The Rwandan government has signed a partnership agreement with the African Institute for Mathematical Sciences – Next Einstein Initiative (AIMS-NEI) to facilitate its operations in the country.
The agreement was signed at the Ministry of Education head offices in Kigali on Tuesday.
Established in 2003 in South Africa, AIMS-NEI’s aim is to educate Africa’s brightest students in Mathematics and Sciences to grow a pool of skilled mathematicians and cientists who can find solutions for problems affecting the African continent.
The development was first announced last December after the Institute’s founder Neil Turok met with President Paul Kagame in Kigali.
One of the central programmes of AIMS is an intensive one year Masters Programme in Mathematical Sciences.
Under the agreement, AIMS intends to establish its secretariat, global headquarters of the Next Einstein Forum (NEF) and launch the Quantum Leap Africa research centre in the country.
The establishment of an Aims centre in Rwanda is expected to strengthen the scientific community in the country through an innovative mathematical curriculum that is relevant to the development issues currently affecting the country, according to officials.
Speaking after the signing ceremony, Papias Musafiri, the Minister for Education, said the partnership with AIMS-NEI would greatly enhance Rwanda’s ambitions to strengthen capacity in science mathematics and engineering to support national and regional development efforts.
“Our education system is still lacking in terms of mathematics and sciences which is why we are putting emphasis on this particular field. Even institutions of higher learning opening branches in Rwanda rarely engage in these two fields. So, the fact that AIMS is coming to Rwanda is a great step forward,” he added.
Part of the plan by AIMS includes training teachers on new methodologies of teaching mathematics and sciences.

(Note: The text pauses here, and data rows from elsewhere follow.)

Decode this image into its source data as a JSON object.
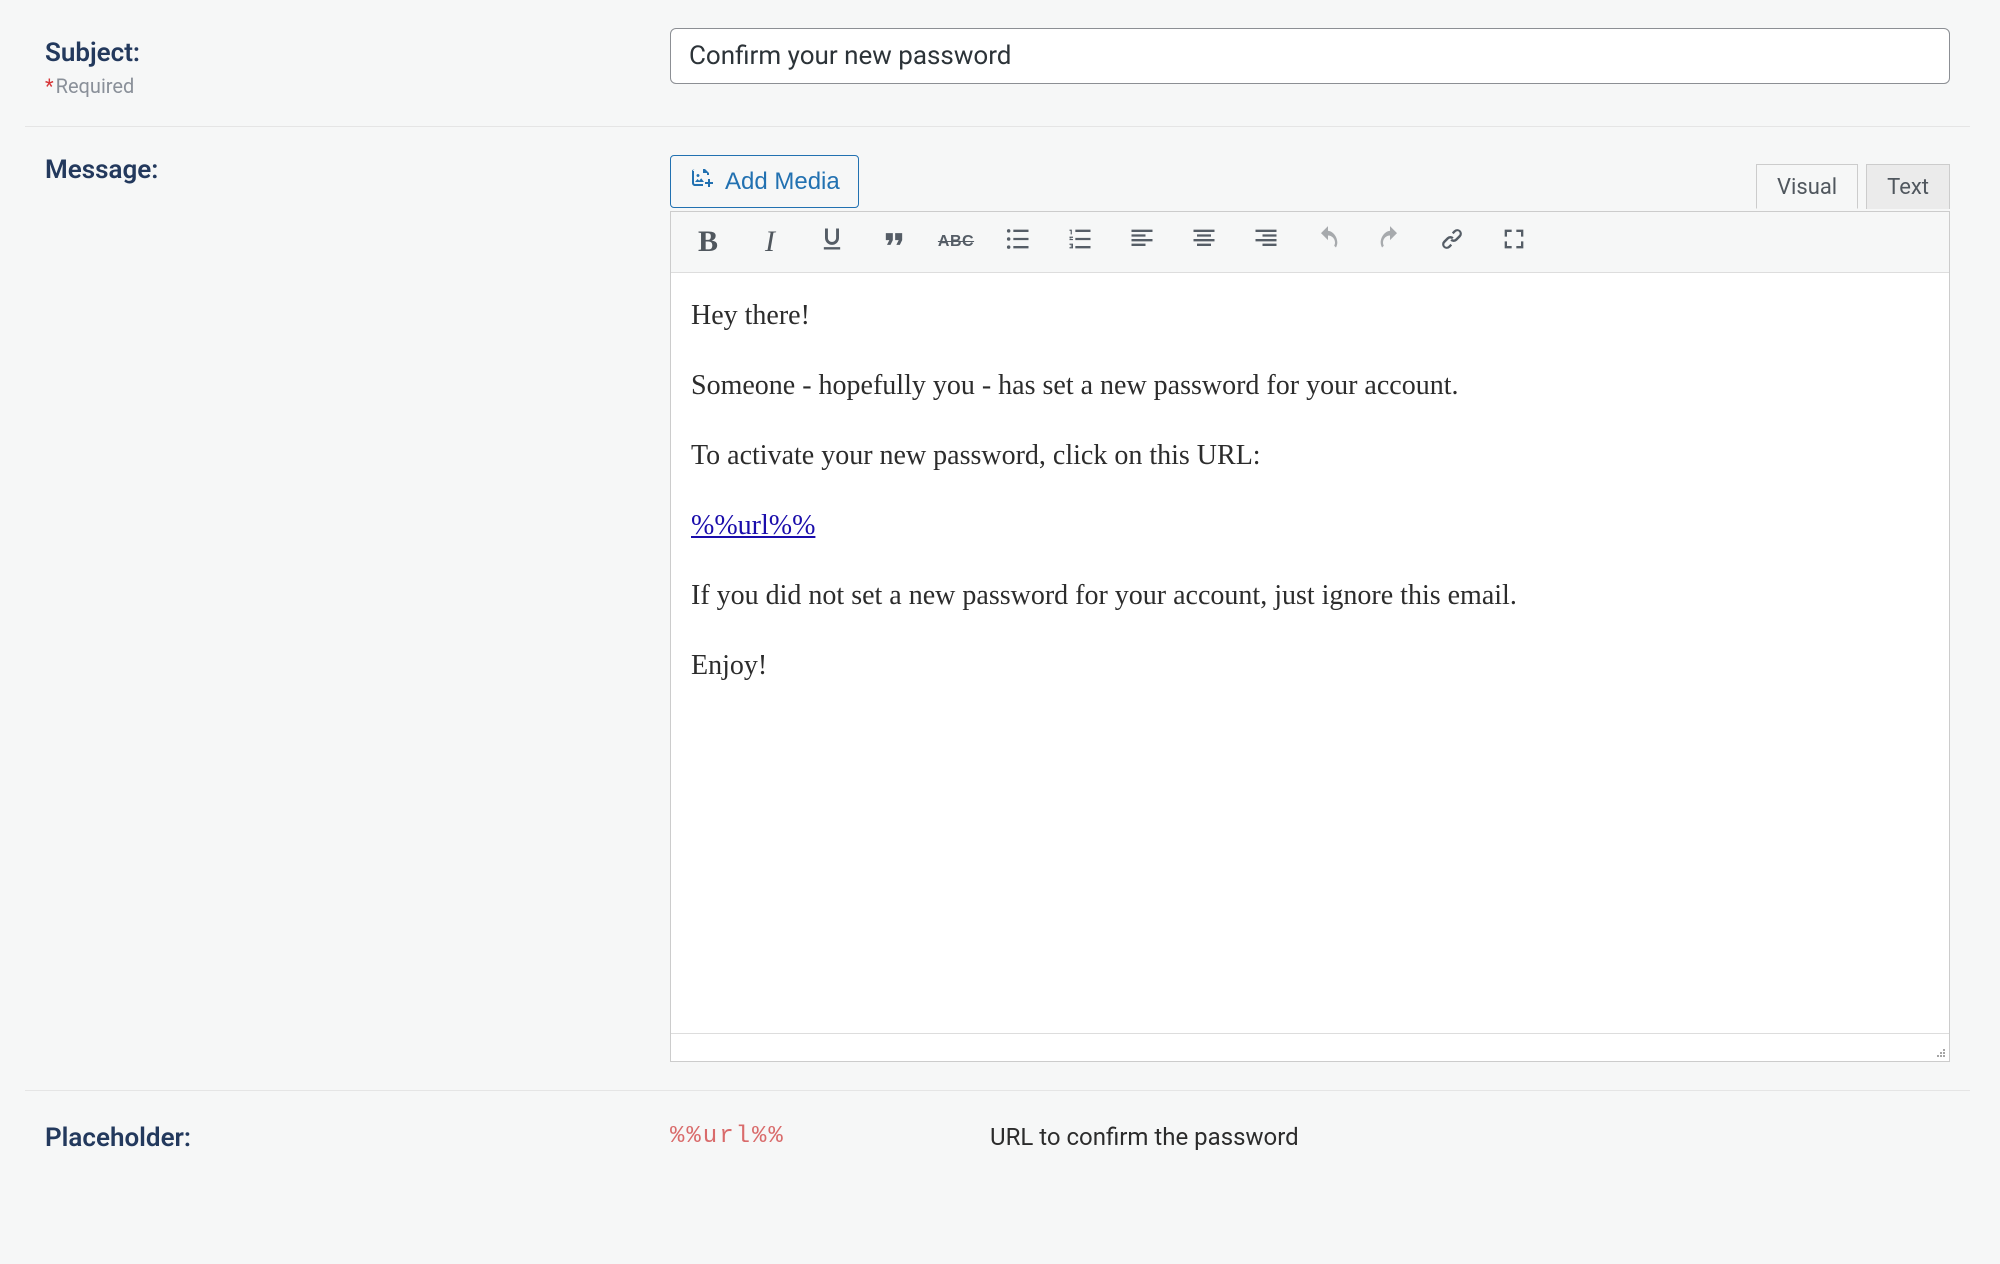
{
  "subject": {
    "label": "Subject:",
    "required": "Required",
    "value": "Confirm your new password"
  },
  "message": {
    "label": "Message:"
  },
  "editor": {
    "add_media": "Add Media",
    "tabs": {
      "visual": "Visual",
      "text": "Text"
    },
    "toolbar": {
      "bold": "B",
      "italic": "I",
      "abc": "ABC"
    },
    "body": {
      "p1": "Hey there!",
      "p2": "Someone - hopefully you - has set a new password for your account.",
      "p3": "To activate your new password, click on this URL:",
      "link": "%%url%%",
      "p4": "If you did not set a new password for your account, just ignore this email.",
      "p5": "Enjoy!"
    }
  },
  "placeholder": {
    "label": "Placeholder:",
    "token": "%%url%%",
    "desc": "URL to confirm the password"
  }
}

The institute believes that mathematics and sciences will bring about real transformation through invention and innovation to the continent.

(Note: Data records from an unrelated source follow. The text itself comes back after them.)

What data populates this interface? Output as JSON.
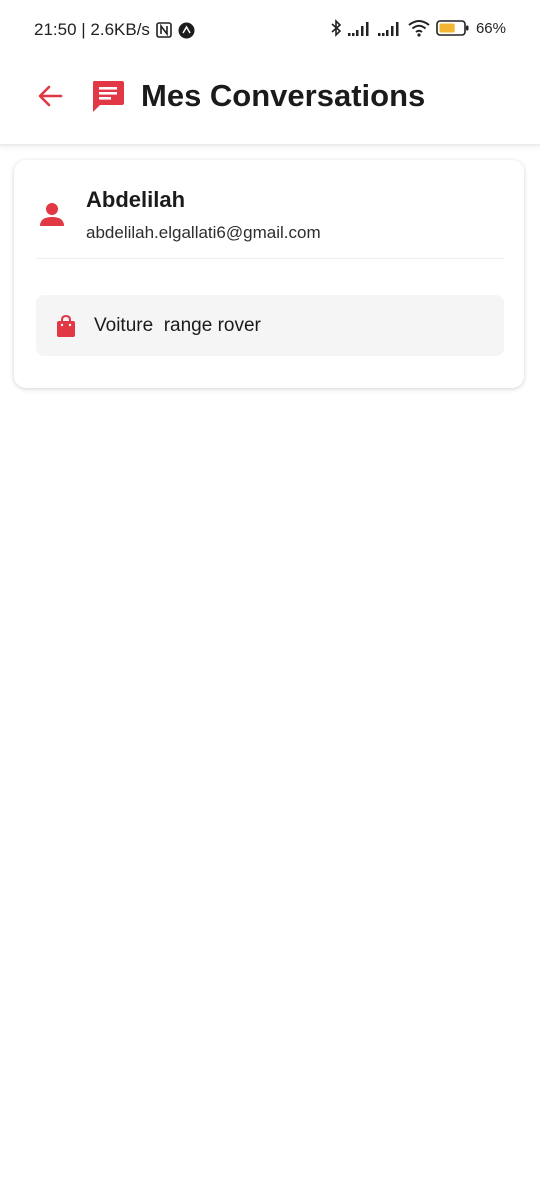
{
  "status_bar": {
    "time_speed": "21:50 | 2.6KB/s",
    "battery_percent": "66%",
    "battery_level": 0.66,
    "icons": [
      "nfc-icon",
      "app-notification-icon",
      "bluetooth-icon",
      "signal-1-icon",
      "signal-2-icon",
      "wifi-icon",
      "battery-icon"
    ]
  },
  "header": {
    "title": "Mes Conversations",
    "back_icon": "arrow-left-icon",
    "title_icon": "chat-icon"
  },
  "conversations": [
    {
      "name": "Abdelilah",
      "email": "abdelilah.elgallati6@gmail.com",
      "product": "Voiture  range rover",
      "user_icon": "person-icon",
      "product_icon": "shopping-bag-icon"
    }
  ],
  "colors": {
    "accent": "#e23744",
    "background": "#ffffff",
    "product_row_bg": "#f5f5f5",
    "battery_fill": "#f2b632"
  }
}
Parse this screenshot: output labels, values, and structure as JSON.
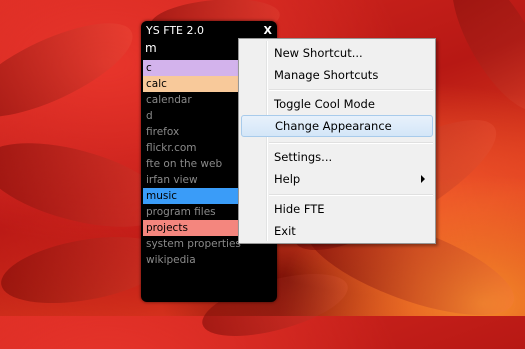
{
  "fte": {
    "title": "YS FTE 2.0",
    "close_label": "X",
    "input_value": "m",
    "items": [
      {
        "label": "c",
        "bg": "#d3b3ec"
      },
      {
        "label": "calc",
        "bg": "#f8c99a"
      },
      {
        "label": "calendar",
        "bg": ""
      },
      {
        "label": "d",
        "bg": ""
      },
      {
        "label": "firefox",
        "bg": ""
      },
      {
        "label": "flickr.com",
        "bg": ""
      },
      {
        "label": "fte on the web",
        "bg": ""
      },
      {
        "label": "irfan view",
        "bg": ""
      },
      {
        "label": "music",
        "bg": "#3a9cf8"
      },
      {
        "label": "program files",
        "bg": ""
      },
      {
        "label": "projects",
        "bg": "#f4867e"
      },
      {
        "label": "system properties",
        "bg": ""
      },
      {
        "label": "wikipedia",
        "bg": ""
      }
    ]
  },
  "menu": {
    "items": [
      {
        "label": "New Shortcut..."
      },
      {
        "label": "Manage Shortcuts"
      },
      {
        "label": "Toggle Cool Mode"
      },
      {
        "label": "Change Appearance"
      },
      {
        "label": "Settings..."
      },
      {
        "label": "Help"
      },
      {
        "label": "Hide FTE"
      },
      {
        "label": "Exit"
      }
    ],
    "highlighted": "Change Appearance"
  }
}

Teachers will be trained in teaching of these two fields to develop generations of independent and innovative thinkers.
Thierry Zomahoun, president and CEO of AIMS-NEI, stated that the initiative was the result of an invitation from President Kagame.
“AIMS will join the science and innovation ecosystem that the government is building with the aim of becoming a continental hub in technology. AIMS sees Rwanda as a conducive environment for its initiatives and we look forward to collaborating and supporting the local and regional research community,” he said.
Zomahoun said they chose Rwanda because it is a rising nation with an effective government, technological breakthroughs, good transport linkages and great immigration policies.
He acknowledged the full support AIMS has received from the government, noting that the geo-strategic location of Rwanda is perfect for AIMS operations and plans.
It is estimated that all AIMS programmes which are to be implemented in Rwanda are worth $60 million. Students from all over the world who wish to be part of the AIMS programme can pursue the programme in Rwanda.
AIMS currently has four other centres, in Cameroon, Senegal, Ghana, and Tanzania with a target to establish centres in 15 other countries by 2023.
Source: New Times Rwanda